  7. Andrew J – Thanks for the clarification about Pearson. This make sense as I saw nothing new or exciting. This is not e-books or revolutionary, this is stuff you find in the $10 software aisle that your kid really don’t want. MSN Encarta was more compelling than this.

    Going to embed streaming, video and audio – yeah that is really original.

    I believe revolutionary in e-books is when someone remembers the 80s when we had the DOS version of “Hitchhiker Guide to the Galaxy” and AD&D Choose your own adventure books and realize that is actually the true next-gen future of e-books.

  8. Andrew J

    Penguin and the Financial times are both part of the Pearson Group. I think this was taken from the annual results presentation for Pearson – announced on Monday. The FT logo / name is just the bottom entry on a list of all the parts of the group which also includes Pearson Education, Pearson VUE, Edexcel etc.

    • Staci D. Kramer

      Robert is pretty clear about where the video comes from in the article:
      “told FT’s Digital Media & Broadcasting Conference.” This post and video are
      part of his coverage from the event.

  9. meliphant

    It opens an interesting opportunity for artists too. Say, creating illustrations for many different books and the reader gets to decide who’s illustrations they see depending on who’s vision fits what they feel. So, when you download a book you get multiple options. It might create a new boom in illustration and a new market place for visual artists.
    The only down side I see to having so much media and making the book reading experience more like watching movies or the internet, is that opportunity to have complete control over the vision you see. I think thats an important part of reading books.

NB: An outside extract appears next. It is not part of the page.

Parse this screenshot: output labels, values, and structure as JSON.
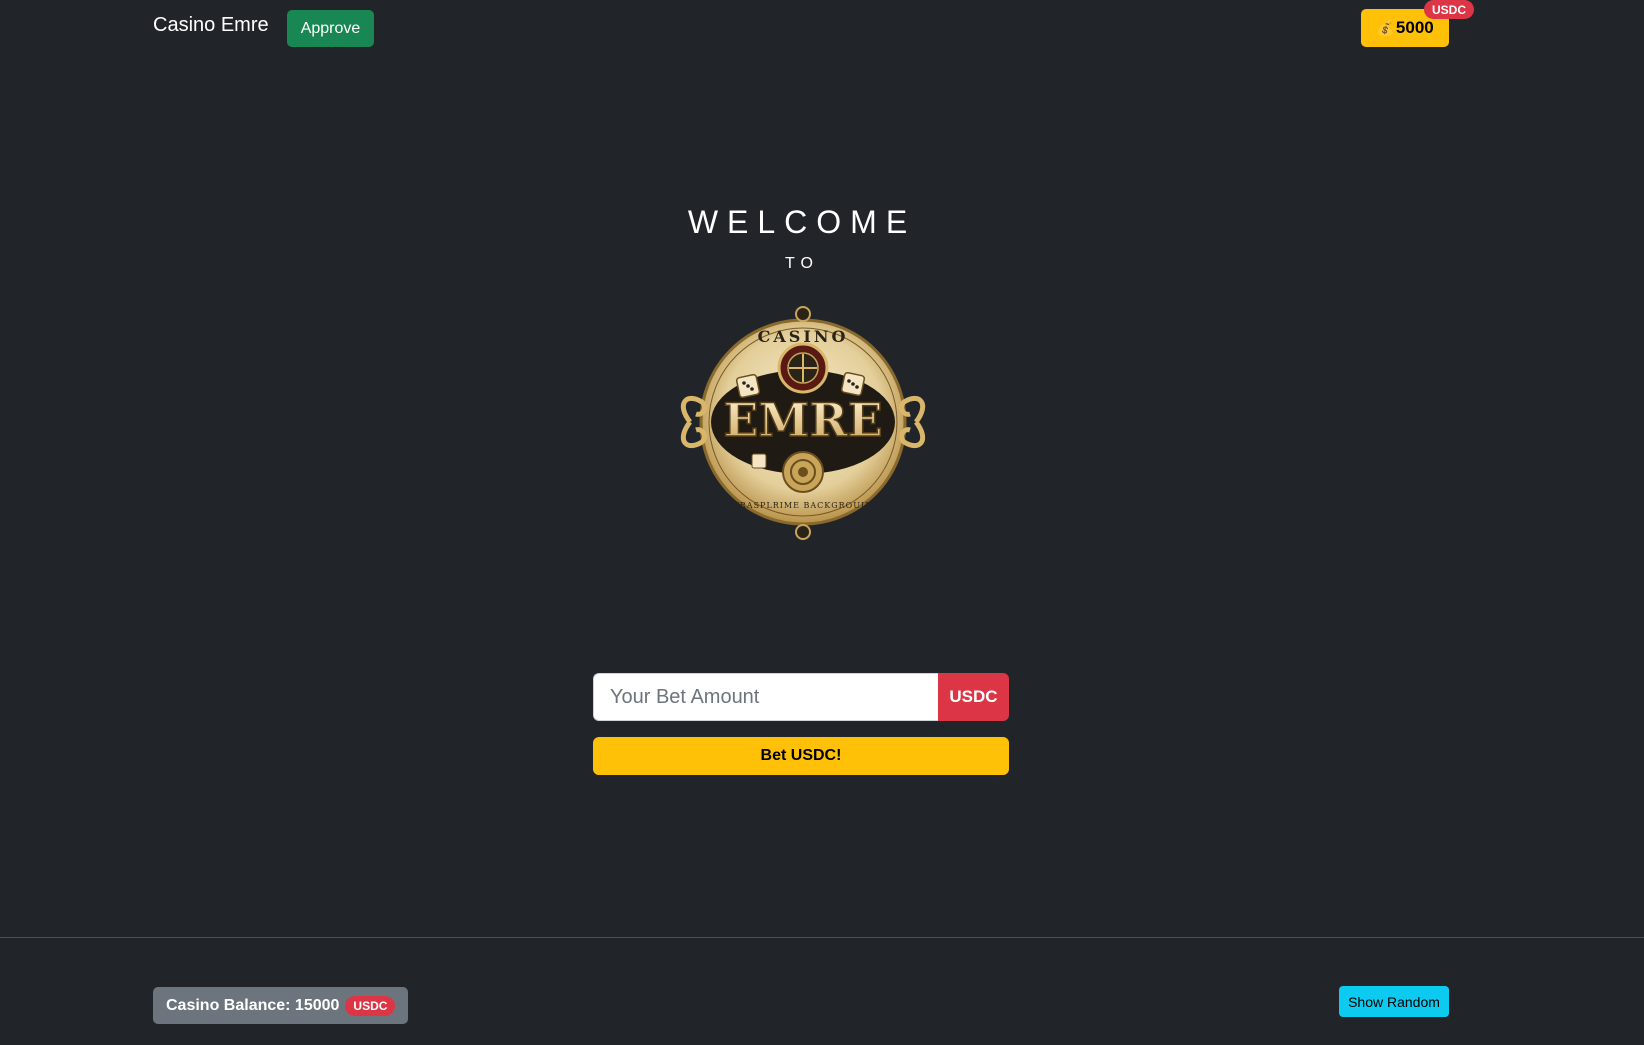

  10. Perfect time to reshuffle copyright. Plain text will be free and only the multimedia extras and doodads added to a story will make it worth a purchase. Consider 2010 a dividing line. Almost everything published prior, just give up, cut it loose, it’s all going to get scanned, whether by libraries or Google or individuals. For everything to be published after, start working on eye-popping, multi-threaded immersional experiences that knock you out like Avatar. Use the text as a free “summary” to sell people on it. It’s all video anyway and has been going that way ever since TV was invented. Just been getting more obvious lately with the pace of change.

  11. fdierick

    It’s funny how people think giving up 30% of your business to Apple in return for payment processing and distribution is a bad deal. It’s an insanely great deal if you count all of the disintermediation Apple makes possible.

  12. Penguin’s attitude and experiments represent just the kind of innovation that the iPad will engender–and just the tonic for books. They can take a few pages from the playbooks of websites–links to supporting or related materials, blogs and the like. By selling the book to a reader and including such links they actually generate traffic, which in turn becomes its own revenue source. And, as Amazon has demonstrated, one a person buys a book written by one author, that reader will probably buy either another book from that author or “related” books. The publishers can thus capture that added revenue.

  13. Looks really great, but you have to make it cheap. If people find it expensive, they’ll pirate it. Look how well the app store works, part of his success is that you can buy great apps for 1-2$, and even awesome 3D games for 5-10$ or less.

  14. dmitrismyslov

    What you say is true about record companies regretting having “given Apple so much control,” but in fact Apple was just a small computer company with an infinitesimal market share when they did this. It was the consumer who freely voted for Apple — by buying it’s products — that in fact gave Apple the control, in spite of the record moguls’ futile attempts to create competition.

    One could also argue that by insisting on DRM but not requiring interoperability on all brands of hardware the record companies were setting the table for domination of distribution by one company. The publishing industry has already committed this error but it appears that the results might be different this time.